- _Task objective_
The response should contain only those lines of the entries below that include the string "mnemonic".

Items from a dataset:
= Beginning of Section =

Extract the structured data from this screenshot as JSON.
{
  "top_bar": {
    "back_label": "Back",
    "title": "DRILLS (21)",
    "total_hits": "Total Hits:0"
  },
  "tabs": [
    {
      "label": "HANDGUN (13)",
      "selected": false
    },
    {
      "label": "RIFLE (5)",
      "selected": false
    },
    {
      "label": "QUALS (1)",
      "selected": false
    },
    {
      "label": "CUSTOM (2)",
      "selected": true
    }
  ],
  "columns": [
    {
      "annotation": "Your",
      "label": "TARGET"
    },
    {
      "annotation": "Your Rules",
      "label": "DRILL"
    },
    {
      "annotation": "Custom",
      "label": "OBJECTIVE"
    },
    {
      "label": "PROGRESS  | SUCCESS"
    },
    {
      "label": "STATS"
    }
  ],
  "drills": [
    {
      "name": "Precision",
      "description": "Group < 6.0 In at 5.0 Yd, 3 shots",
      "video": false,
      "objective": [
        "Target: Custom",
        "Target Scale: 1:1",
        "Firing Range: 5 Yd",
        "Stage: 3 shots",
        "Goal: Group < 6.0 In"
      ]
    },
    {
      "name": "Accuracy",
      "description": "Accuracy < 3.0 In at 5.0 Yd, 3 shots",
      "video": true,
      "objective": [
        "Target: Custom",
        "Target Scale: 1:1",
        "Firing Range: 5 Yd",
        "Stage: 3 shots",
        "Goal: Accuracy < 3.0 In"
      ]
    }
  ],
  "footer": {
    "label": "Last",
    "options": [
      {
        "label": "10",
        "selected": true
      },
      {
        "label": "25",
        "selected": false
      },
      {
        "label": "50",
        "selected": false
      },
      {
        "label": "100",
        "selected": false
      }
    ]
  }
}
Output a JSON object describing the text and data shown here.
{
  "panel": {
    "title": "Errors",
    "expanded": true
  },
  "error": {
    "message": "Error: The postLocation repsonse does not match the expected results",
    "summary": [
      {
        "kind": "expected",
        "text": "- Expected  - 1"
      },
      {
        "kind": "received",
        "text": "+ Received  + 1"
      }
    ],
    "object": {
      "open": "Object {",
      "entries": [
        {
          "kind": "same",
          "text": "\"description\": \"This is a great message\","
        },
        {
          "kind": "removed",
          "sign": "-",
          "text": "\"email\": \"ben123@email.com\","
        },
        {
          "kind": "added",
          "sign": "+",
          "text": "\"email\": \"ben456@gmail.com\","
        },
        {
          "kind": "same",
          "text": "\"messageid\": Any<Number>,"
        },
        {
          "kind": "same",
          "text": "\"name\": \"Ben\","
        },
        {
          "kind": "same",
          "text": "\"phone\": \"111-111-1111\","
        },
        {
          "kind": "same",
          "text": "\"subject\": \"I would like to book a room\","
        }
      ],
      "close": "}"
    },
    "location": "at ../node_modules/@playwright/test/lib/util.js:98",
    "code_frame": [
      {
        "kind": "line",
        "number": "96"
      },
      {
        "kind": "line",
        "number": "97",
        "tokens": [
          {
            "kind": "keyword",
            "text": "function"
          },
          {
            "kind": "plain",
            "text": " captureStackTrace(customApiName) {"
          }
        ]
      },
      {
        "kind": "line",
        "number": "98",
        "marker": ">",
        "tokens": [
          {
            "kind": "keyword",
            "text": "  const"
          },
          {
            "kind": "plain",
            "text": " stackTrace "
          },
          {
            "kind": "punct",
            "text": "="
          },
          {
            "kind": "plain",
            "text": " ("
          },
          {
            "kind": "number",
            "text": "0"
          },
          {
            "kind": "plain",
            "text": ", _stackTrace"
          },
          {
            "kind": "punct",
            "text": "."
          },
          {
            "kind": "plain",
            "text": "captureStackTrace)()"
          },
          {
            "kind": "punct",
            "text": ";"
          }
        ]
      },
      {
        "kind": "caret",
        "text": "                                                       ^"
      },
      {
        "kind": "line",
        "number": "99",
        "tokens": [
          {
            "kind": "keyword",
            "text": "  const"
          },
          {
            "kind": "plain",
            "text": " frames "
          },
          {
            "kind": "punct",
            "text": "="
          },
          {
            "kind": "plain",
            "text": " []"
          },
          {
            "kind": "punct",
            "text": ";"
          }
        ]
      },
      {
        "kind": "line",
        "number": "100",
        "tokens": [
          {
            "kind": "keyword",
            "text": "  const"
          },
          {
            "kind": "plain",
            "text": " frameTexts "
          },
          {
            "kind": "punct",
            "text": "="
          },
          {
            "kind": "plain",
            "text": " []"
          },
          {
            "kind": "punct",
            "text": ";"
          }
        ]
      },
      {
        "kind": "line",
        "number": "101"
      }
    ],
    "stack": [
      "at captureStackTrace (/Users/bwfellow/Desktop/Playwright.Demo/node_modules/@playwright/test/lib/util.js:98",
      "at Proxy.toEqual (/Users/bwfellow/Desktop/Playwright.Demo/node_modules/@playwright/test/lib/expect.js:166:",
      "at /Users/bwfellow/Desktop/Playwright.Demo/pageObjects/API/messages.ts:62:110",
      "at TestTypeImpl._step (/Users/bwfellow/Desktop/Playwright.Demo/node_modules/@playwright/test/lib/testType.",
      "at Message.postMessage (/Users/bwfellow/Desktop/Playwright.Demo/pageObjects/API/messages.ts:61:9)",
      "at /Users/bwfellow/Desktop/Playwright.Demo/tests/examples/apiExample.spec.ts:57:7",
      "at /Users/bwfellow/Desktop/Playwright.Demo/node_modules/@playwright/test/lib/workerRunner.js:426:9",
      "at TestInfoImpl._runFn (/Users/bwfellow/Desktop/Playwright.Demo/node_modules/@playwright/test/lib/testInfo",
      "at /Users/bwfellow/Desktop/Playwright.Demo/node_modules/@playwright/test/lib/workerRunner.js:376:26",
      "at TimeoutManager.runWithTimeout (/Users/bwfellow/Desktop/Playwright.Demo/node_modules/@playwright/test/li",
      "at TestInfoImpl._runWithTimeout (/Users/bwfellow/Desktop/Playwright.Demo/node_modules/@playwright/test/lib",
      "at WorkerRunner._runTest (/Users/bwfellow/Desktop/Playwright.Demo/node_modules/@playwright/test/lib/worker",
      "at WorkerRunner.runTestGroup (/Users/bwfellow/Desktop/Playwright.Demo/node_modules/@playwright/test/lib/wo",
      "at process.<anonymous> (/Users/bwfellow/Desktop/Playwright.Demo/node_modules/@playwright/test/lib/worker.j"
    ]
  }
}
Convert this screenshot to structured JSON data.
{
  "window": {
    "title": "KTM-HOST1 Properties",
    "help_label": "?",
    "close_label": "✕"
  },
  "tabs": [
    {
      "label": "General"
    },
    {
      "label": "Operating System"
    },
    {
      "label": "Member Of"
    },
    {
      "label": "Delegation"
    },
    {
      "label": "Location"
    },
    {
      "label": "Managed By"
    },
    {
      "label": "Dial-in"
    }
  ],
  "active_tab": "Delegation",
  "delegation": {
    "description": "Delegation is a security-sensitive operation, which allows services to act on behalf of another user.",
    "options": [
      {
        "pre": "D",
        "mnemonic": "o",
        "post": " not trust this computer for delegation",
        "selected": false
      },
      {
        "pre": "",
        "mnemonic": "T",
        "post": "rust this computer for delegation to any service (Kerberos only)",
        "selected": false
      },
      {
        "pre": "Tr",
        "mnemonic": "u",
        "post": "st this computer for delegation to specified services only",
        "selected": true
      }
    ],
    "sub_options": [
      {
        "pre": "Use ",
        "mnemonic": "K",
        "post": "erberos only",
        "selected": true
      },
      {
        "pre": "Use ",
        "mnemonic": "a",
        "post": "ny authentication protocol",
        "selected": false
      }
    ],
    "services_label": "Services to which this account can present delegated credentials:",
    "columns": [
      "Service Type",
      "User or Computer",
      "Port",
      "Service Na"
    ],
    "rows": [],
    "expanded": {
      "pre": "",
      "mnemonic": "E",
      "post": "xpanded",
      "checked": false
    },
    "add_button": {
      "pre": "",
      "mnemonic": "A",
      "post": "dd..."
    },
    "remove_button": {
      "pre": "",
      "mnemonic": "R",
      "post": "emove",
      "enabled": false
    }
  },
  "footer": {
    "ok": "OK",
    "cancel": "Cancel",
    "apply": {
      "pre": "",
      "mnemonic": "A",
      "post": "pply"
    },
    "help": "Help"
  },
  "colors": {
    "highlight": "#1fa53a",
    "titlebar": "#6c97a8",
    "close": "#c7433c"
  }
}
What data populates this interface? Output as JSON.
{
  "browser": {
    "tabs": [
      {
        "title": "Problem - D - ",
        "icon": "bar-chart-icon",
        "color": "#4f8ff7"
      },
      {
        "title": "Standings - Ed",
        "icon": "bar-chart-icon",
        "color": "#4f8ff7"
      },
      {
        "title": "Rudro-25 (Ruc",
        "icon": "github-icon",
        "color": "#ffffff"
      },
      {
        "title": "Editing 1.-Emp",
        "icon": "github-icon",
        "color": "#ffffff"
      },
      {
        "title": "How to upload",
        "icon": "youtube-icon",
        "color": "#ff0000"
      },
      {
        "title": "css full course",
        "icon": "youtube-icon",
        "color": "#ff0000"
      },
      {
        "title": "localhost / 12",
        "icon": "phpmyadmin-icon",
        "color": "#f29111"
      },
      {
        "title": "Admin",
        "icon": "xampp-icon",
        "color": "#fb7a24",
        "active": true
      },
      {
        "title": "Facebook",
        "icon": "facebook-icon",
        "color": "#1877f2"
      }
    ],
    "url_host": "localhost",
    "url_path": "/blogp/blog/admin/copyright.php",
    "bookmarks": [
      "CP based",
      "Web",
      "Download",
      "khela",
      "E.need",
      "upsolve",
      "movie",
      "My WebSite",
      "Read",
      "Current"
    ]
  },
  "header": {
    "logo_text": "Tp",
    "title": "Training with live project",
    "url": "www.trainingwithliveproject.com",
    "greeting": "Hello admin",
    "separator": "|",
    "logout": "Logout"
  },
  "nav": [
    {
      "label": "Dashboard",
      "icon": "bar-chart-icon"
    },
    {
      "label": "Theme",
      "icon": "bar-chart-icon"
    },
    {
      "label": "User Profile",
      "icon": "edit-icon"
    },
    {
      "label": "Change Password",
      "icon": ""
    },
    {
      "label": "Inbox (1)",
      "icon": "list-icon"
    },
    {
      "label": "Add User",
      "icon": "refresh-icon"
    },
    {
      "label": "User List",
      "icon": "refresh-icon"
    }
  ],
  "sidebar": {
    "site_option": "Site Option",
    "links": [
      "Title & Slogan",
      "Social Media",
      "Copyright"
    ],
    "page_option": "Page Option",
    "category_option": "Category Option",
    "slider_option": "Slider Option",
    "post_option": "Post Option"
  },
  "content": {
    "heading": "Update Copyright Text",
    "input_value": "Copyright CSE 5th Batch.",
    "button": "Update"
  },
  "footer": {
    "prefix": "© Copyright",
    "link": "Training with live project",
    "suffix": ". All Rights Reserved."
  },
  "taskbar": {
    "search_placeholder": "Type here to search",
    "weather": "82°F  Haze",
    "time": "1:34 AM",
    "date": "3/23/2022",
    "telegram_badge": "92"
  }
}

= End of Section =

- _Answer to this task_
        "mnemonic": "o",
        "mnemonic": "T",
        "mnemonic": "u",
        "mnemonic": "K",
        "mnemonic": "a",
      "mnemonic": "E",
      "mnemonic": "A",
      "mnemonic": "R",
      "mnemonic": "A",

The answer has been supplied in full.